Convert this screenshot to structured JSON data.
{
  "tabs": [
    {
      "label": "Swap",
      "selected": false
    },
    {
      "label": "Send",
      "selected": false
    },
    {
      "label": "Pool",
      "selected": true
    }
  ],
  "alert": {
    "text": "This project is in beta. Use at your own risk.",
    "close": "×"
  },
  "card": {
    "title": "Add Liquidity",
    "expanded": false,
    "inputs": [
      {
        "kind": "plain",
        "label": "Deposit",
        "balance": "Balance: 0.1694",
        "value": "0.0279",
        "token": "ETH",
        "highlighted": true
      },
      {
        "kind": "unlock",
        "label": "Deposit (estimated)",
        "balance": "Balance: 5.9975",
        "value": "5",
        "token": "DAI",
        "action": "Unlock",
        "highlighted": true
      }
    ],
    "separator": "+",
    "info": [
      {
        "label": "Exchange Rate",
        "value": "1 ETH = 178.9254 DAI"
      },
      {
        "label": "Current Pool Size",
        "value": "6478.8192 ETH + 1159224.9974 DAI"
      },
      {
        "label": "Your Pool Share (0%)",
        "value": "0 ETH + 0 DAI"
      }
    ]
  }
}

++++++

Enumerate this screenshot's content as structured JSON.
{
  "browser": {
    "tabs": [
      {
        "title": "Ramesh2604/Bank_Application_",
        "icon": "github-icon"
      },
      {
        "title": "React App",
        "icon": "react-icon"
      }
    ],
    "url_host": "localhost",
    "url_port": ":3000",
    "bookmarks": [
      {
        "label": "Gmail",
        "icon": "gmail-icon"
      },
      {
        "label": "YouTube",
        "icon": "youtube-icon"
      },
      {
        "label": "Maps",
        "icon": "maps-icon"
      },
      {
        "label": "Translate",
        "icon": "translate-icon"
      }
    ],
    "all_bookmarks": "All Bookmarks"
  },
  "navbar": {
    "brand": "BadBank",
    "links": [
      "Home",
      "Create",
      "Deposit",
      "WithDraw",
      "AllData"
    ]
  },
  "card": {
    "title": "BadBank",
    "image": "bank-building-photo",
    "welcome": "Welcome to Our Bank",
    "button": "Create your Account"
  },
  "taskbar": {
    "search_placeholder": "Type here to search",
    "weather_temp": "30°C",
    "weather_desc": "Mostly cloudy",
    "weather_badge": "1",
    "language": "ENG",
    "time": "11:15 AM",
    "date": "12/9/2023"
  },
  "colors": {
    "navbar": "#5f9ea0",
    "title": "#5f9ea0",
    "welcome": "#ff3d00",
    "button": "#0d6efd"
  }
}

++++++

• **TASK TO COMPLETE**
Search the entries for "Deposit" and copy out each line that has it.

• **ANSWER TO THIS EXERCISE**
        "label": "Deposit",
        "label": "Deposit (estimated)",
      "Deposit",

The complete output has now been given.